Rishi Sunak to take charge as UK PM after meeting King Charles
Rishi Sunak will take charge as Britain's first Indian-origin Prime Minister after an audience with King Charles III on Tuesday, a day after he was elected the new leader of the Conservative Party in a historic leadership run.
Outgoing Prime Minister Liz Truss will chair her final Cabinet meeting at 10 Downing Street on Tuesday morning before she makes her way to Buckingham Palace to formally tender her resignation to the 73-year-old monarch.
Sunak, 42, will then arrive at the palace for his meeting with the King, who will formally anoint him as the UK's new Prime Minister.
The former chancellor will then make his first prime ministerial address on the steps of 10 Downing Street, expected to be joined by wife Akshata Murty and daughters Krishna and Anoushka.
"The UK is a great country, but there is no doubt we face a profound economic challenge," said Sunak in his first address as Prime Minister-elect on Monday.
"We now need stability and unity and I will make it my utmost priority to bring our party and our country together; because that is the only way we will overcome the challenges we face and build a better, more prosperous future for our children and our grandchildren," he said.
"I pledge that I will serve you with integrity and humility and I will work day in and day out to deliver for the British people," Sunak said.
Sunak, who describes himself as a proud Hindu , is the UK's first Prime Minister of South Asian heritage and the youngest for more than 200 years at the age of 42. His victory on Diwali has resonated among the Indian diaspora groups across the UK, who have hailed it as a historic moment in British social history.
Rishi Sunak becoming the first British Indian Prime Minister is a historic moment. This simply would not have been possible even a decade or two ago, said Sunder Katwala, Director of the British Future think tank.
But we should not underestimate this important social change. When Sunak was born in Southampton in 1980, there had been no Asian or black MPs at all in the post-war era. There were still no black or Asian Conservative MPs when he graduated from university in 2001. That Rishi Sunak is set to be Prime Minister during the coronation of King Charles III next spring tells an important story about our society, where we have come from and where we are going in the future, he said.
The Archbishop of Canterbury urged Britons to pray for Sunak as he enters No. 10 Downing Street at a turbulent time.
"At a time of great difficulty and uncertainty for this country, please join me in praying for Rishi Sunak as he takes on the responsibilities of leadership," Justin Welby wrote on Twitter.

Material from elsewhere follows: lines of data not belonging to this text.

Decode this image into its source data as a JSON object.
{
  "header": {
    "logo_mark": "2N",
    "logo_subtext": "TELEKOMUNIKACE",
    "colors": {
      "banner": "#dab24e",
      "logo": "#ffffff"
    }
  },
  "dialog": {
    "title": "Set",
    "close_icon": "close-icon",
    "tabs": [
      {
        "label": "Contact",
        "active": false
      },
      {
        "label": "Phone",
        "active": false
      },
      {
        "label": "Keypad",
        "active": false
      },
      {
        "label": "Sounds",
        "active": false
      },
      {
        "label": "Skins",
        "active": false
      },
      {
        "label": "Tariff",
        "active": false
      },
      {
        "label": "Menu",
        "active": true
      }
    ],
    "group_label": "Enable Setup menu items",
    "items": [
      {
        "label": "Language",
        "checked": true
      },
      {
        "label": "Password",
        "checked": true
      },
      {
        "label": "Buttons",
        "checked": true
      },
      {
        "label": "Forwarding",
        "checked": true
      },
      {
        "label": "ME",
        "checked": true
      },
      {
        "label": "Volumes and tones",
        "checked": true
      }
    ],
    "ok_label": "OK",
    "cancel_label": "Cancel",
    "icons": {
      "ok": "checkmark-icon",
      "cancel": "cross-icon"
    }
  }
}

"May he, and all leaders of all parties, work across divides to bring unity and offer stability for those who need it most," he said.
Sunak's victory in the Tory leadership race came at the end of a dramatic few days in Westminster since Truss resigned last Thursday in the wake of a disastrous tax-cutting mini-budget and several policy U-turns. Former prime minister Boris Johnson ruling himself out from the contest over the weekend and Leader of the Commons Penny Mordaunt conceding defeat just moments before the shortlisting deadline on Monday paved the way for a remarkable political comeback for Sunak having lost the Tory membership vote to Truss just last month.
However, his popularity as the frontrunner among his party colleagues has been replicated yet again as more than half the Tory MPs came out publicly in his support. He now faces the enormous challenge of steering the UK economy through massive inflationary turbulence and also uniting the different wings of a divided Conservative Party.